** Opening Records for the task block **
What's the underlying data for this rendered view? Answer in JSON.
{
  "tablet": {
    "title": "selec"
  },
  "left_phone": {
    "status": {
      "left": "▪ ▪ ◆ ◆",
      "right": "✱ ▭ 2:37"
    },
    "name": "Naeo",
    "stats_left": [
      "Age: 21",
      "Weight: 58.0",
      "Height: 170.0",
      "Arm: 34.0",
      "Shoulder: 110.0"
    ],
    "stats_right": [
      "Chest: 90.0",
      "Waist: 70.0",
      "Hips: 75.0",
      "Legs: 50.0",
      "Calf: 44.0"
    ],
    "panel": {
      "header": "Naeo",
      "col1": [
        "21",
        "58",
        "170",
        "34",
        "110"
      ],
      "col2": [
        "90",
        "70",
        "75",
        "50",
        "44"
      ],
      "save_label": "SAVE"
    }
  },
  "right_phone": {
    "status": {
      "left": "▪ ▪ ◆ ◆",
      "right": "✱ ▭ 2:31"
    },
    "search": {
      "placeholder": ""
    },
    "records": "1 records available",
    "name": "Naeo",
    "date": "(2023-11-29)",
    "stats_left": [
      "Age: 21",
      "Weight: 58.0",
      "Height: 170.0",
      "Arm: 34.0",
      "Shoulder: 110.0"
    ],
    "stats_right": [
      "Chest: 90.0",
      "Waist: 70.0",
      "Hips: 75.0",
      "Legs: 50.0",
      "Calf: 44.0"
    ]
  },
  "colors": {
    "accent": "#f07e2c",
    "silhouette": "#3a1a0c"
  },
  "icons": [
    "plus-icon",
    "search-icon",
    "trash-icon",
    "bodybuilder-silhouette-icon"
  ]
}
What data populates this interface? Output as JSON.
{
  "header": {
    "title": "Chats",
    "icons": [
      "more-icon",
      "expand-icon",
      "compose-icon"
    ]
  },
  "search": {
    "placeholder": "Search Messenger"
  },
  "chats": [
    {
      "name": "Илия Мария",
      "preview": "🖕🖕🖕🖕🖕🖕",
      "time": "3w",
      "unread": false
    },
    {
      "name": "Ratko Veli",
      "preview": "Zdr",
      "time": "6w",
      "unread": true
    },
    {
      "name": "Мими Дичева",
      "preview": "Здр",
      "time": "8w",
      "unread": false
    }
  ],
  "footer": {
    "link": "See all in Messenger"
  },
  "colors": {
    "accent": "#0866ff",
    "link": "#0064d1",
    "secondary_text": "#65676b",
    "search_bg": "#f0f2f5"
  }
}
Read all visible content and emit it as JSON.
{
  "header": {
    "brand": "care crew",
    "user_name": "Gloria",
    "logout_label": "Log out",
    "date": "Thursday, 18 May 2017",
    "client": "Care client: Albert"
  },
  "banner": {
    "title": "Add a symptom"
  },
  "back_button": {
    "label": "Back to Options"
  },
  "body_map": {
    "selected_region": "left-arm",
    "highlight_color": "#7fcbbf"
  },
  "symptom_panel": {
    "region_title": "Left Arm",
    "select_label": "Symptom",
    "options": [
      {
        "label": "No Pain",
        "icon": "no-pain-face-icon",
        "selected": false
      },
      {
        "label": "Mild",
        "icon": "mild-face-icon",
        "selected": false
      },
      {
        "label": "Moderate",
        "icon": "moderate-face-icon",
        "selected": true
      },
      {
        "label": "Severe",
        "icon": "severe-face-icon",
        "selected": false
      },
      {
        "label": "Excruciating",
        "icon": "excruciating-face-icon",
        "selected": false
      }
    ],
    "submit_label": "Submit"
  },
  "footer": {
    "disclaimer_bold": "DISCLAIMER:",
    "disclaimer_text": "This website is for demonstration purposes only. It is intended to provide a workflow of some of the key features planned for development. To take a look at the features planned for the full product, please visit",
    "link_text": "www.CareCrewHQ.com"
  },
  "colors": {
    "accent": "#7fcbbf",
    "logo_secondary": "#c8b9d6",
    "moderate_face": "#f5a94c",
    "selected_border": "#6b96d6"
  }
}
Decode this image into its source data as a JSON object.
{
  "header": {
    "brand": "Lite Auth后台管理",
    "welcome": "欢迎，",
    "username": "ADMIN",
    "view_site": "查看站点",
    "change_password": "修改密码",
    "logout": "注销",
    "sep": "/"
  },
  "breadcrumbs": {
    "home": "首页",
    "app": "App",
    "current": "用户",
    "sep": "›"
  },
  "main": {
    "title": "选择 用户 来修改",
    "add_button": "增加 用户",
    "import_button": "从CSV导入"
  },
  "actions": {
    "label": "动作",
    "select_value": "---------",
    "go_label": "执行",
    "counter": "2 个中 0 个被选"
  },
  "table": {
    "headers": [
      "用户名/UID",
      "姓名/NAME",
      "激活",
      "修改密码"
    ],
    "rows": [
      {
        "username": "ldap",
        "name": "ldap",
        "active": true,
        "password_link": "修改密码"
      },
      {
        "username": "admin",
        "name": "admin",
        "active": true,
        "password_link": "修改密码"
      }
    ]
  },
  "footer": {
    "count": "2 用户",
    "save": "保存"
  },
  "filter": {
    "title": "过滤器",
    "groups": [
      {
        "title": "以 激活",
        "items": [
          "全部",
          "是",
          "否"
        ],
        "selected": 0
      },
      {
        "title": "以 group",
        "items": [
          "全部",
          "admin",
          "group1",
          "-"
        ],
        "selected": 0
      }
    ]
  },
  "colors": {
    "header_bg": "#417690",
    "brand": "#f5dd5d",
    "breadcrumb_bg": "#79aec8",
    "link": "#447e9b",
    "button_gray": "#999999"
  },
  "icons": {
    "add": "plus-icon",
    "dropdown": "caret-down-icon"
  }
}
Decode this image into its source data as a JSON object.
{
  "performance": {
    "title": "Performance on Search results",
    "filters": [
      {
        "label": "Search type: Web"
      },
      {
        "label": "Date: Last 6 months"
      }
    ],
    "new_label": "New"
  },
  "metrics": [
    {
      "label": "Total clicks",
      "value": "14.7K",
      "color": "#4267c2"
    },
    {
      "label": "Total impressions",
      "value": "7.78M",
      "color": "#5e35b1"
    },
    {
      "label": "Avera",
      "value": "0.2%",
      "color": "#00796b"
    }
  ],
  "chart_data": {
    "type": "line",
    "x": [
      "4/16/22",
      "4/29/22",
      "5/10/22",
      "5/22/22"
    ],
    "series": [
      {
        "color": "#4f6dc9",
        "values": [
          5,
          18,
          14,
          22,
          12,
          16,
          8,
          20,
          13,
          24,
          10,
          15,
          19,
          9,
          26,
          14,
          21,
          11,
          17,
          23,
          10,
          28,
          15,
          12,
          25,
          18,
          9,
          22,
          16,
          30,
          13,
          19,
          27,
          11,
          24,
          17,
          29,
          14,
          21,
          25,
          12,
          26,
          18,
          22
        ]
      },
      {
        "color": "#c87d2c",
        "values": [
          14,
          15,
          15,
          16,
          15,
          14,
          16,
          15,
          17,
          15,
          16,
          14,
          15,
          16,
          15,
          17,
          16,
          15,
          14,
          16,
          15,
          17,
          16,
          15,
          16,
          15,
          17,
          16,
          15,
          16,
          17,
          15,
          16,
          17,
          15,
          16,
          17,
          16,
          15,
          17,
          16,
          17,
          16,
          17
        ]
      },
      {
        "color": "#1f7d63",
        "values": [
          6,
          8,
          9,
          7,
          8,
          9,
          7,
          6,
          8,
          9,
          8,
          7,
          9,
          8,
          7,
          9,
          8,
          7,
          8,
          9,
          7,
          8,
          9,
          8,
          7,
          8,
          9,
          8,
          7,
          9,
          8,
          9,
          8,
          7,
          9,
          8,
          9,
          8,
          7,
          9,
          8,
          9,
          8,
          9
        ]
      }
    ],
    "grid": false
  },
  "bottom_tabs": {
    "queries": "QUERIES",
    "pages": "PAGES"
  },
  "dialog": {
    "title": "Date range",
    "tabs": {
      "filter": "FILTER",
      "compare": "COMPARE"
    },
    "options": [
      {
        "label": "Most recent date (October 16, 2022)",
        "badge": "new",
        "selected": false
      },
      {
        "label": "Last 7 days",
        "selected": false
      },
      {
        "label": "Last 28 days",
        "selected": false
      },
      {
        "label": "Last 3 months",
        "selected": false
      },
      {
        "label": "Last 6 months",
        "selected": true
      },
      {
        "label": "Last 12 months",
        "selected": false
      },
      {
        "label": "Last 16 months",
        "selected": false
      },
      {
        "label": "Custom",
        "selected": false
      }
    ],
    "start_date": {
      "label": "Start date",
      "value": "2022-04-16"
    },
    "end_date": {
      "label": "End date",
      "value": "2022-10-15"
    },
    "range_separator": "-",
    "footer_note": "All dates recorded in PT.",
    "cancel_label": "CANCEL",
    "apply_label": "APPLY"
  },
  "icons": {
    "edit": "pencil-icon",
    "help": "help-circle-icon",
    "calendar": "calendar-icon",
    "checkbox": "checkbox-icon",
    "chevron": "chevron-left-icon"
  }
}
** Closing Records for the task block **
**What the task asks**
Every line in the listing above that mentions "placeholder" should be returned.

**Expected answer**
      "placeholder": ""
    "placeholder": "Search Messenger"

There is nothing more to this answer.